While doing well-deserved time, Tison was a model prisoner, so he was duly moved to a lower security annex. In retrospect, that was a huge mistake. His three sons just sauntered in on visiting day, just like they always did, except this time they had a picnic basket full of guns. At least Tison was a loving father, albeit in a seriously warped way. His cellmate and fellow escapee Randy Greenwalt was a stone-cold sociopath. Donnie Tison, the only Tison brother exhibiting any capacity to think for himself clashes early and often with Greenwalt. Their father will also try to shift the blame for the worst of the post-escape crimes on his former cellmate, but it is hard for the Tison boys to ignore what they see with their own eyes, especially for Donnie.
Of course, it is not just their father who poisoned his sons’ heads. Their mother Dorothy is sort of like a Lady Macbeth-instigator, who keeps herself in a willful state of denial regarding her husband’s dangerously erratic nature. Sheriff Cooper already lost friends and colleagues to Tison, so he will have Tison’s wife and semi-estranged brother closely watched.
Rampage is a somewhat frustrating film, because it assembles some truly terrific performances in a cookie-cutter TV-movie-of-the-week package. Frankly, Robert Patrick’s charismatic ferocity as Pops Tison will be an out-and-out revelation for those who only know him as the T-1000 in Terminator 2 and subsequent self-parodying appearances. In a more distinctive film, his performance could have been a dark horse awards contender.
Likewise, Heather Graham is unusually intense playing against type as Ma Tison. It is a neatly calibrated performance that leaves viewers unsure to what extent she has been deluding herself about her beloved husband. As always, Bruce Davison is rock-solid as Sheriff Cooper, providing a grounded, moral center to the film. John Heard only appears briefly, but he makes the most of it as the “colorful,” ethically questionable Warden Blackwell. Chris Browning is also all kinds of creepy as Greenwalt, but in a quieter, clammier, low-key kind of way, which nicely compliments Patrick’s flamboyant bluster. Sadly, the Tison brothers are rather dull compared to everyone else.

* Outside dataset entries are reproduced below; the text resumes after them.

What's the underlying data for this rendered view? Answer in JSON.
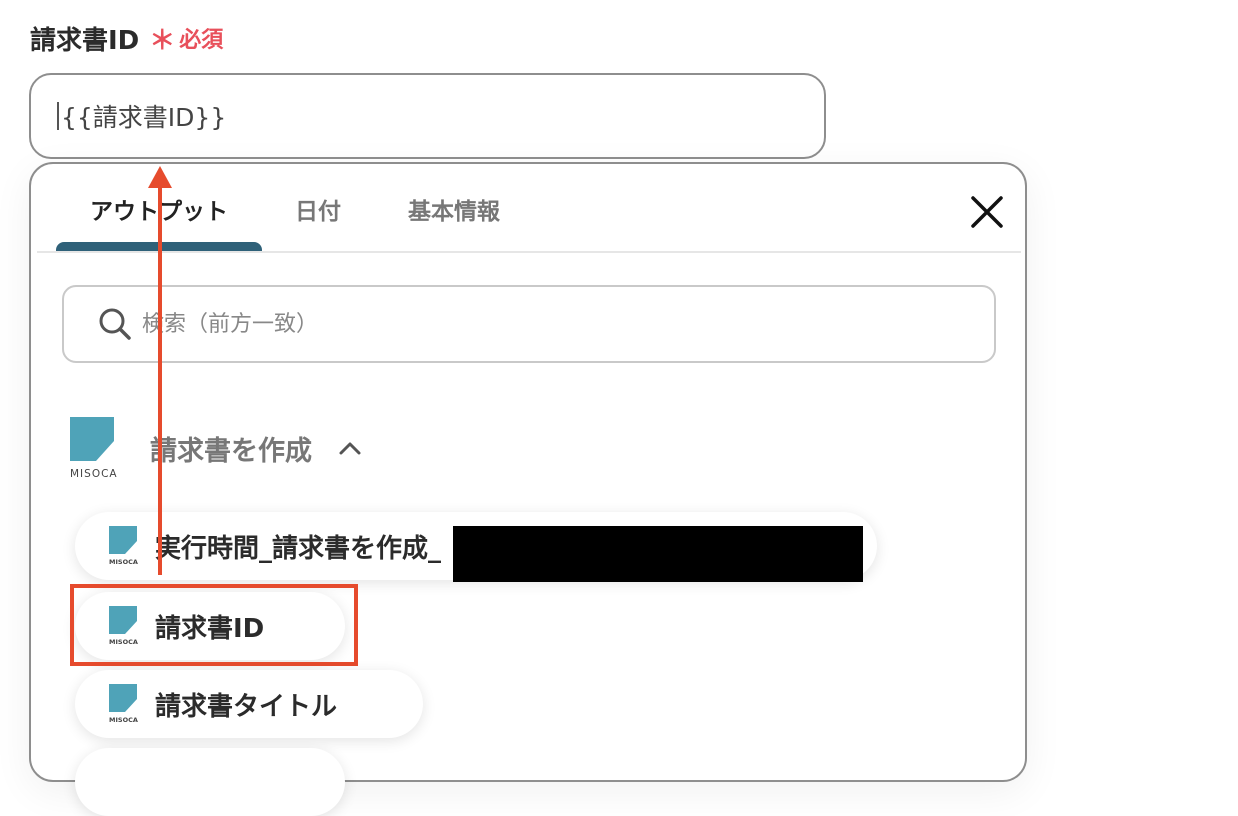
{
  "field": {
    "label": "請求書ID",
    "required_mark": "＊",
    "required_text": "必須",
    "value": "{{請求書ID}}"
  },
  "popup": {
    "tabs": [
      {
        "label": "アウトプット",
        "active": true
      },
      {
        "label": "日付",
        "active": false
      },
      {
        "label": "基本情報",
        "active": false
      }
    ],
    "search_placeholder": "検索（前方一致）",
    "section": {
      "title": "請求書を作成",
      "logo_text": "MISOCA",
      "expanded": true
    },
    "items": [
      {
        "label": "実行時間_請求書を作成_",
        "redacted": true
      },
      {
        "label": "請求書ID",
        "highlighted": true
      },
      {
        "label": "請求書タイトル"
      }
    ]
  },
  "colors": {
    "accent_tab": "#2f6179",
    "required": "#e8505b",
    "annotation": "#e64b2d",
    "misoca_logo": "#4fa3b8"
  },
  "icons": [
    "search-icon",
    "close-icon",
    "chevron-up-icon",
    "misoca-logo"
  ]
}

You have probably seen some of Little’s earlier films, like Halloween 4 or Marked for Death, back when going to the latest Steven Seagal film in theaters was a serious option instead of a depressing joke. Most of his recent work has been in episodic television (Bones, Prison Break, Nikita), so maybe it was inevitable Rampage would have a TV vibe. Nevertheless, Little brings out the best in his cast and the film’s late 1970s period details are spot-on. It is certainly far more polished and professional looking than Do It or Die, another recent true crime indie film helmed by a TV veteran (a comparison only a handful of us truly intrepid film dissectors would ever think to make).